Think HBR

The future is integrated transport

Modern cities are increasingly connected. Both in the way we live and work, as well as the way data, goods and services travel around our communities.
This transition is driven by the growth of new sectors like health and education. These sectors are amongst some of the most rapidly growing in the Hunter and alongside mining and manufacturing, will provide the foundation of Newcastle’s future economic success.
In manufacturing and extraction dominated economies, like the Newcastle of old, transport needs were simpler. The move to an increasingly service dominated economy brings with it the challenge of increasingly more diverse and distributed employment locations. As a result, the city needs an increasingly complex transport network.
For public transport planners, the move to more distributed jobs can often lead to the incremental addition of more kilometres to existing transport services. The effect of this is longer, more complex and less attractive public transport journeys.
With the result that people switch from public transport to the car. Once people have made the decision to buy a car, a concerted effort needs to be made to entice people back to public transport.
Few would argue that Newcastle’s public transport is meeting this challenge of bringing people back to public transport.
With less than one in every 25 trips to work in the city on public transport, and the reduction in public transport use of 14 per cent over the past five years, there is a vast opportunity to improve service and attract more people back to public transport.
The recent NSW Budget confirmed the commitment from Government to work with a world-class transport operator in order to address network challenges and to promote increased public transport use. The introduction of a single operator across all modes of transport provides the opportunity to increase coordination between modes and to create a network providing a seamless doorto- door journey, tailored to the changing needs of the region.
The Government has promised a significant and important investment in light rail for Newcastle’s city centre. This investment is important for the way people move within and to the city, however it is also an anchor for new investment.
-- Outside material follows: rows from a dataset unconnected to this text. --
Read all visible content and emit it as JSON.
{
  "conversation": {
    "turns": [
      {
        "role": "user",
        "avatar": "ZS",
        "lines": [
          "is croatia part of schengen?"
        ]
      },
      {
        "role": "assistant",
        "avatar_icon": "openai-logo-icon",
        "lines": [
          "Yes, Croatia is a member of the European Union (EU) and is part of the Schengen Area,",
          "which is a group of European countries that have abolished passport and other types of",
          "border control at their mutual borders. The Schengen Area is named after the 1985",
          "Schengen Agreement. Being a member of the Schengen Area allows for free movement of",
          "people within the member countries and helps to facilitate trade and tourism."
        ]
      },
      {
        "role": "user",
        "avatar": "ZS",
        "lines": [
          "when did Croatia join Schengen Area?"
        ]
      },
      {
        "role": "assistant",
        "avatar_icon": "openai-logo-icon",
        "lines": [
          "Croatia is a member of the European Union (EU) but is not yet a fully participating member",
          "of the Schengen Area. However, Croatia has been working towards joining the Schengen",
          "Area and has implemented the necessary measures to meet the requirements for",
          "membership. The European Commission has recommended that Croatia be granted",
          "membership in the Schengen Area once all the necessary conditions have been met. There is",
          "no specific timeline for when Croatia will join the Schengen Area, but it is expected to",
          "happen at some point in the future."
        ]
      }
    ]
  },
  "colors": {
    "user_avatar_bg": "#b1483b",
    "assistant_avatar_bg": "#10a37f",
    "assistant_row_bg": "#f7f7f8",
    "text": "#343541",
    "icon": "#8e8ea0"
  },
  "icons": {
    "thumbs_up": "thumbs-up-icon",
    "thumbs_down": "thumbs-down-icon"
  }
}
Australia’s newest light rail project, G:link on the Gold Coast, is an illustration of the potential positive uplift that can be delivered by light rail. Within the first year of operations, more than $6 billion in new investment had been committed in a single suburb on the line, Broadbeach. Some experts have suggested G:link has added $50,000-$80,000 to the value of neighbouring properties. However the experience on the Gold Coast is not unique.
From Norway to Nottingham, the introduction of light rail has been a catalyst for urban renewal. Is it a European phenomenon, not relevant for cities in Australia? Dallas, Phoenix and Portland are becoming model transit cities in the car-loving US, while at our own front door, Gold Coast, Canberra and Sydney have embraced light rail as part of the future of these cities.
Light rail will only be one part of the solution. The overall transformation will be in making public transport a more attractive option across all modes, including buses and ferries, in Newcastle and Lake Macquarie by meeting customer expectations. The introduction of the light rail on the Gold Coast has resulted in a 25% increase in public transport usage not just on the light rail system but across the bus network.
The key to light rail’s success is in the visibility of the infrastructure, it’s remaking of the streetscape and in its convenience. Where coupled with strong supporting modes, like bus, sensible access and parking for cars, as well a focus on the customer service, public transport becomes an attractive choice for communities.
While the future for Newcastle is still emerging, it is clear that a well-trodden path of renewal is available to the city as a blueprint for success. The hard work has been done in cities like Portland, Bordeaux and Manchester, the challenge for Newcastle is how to learn from the experience of these cities and make them relevant for us.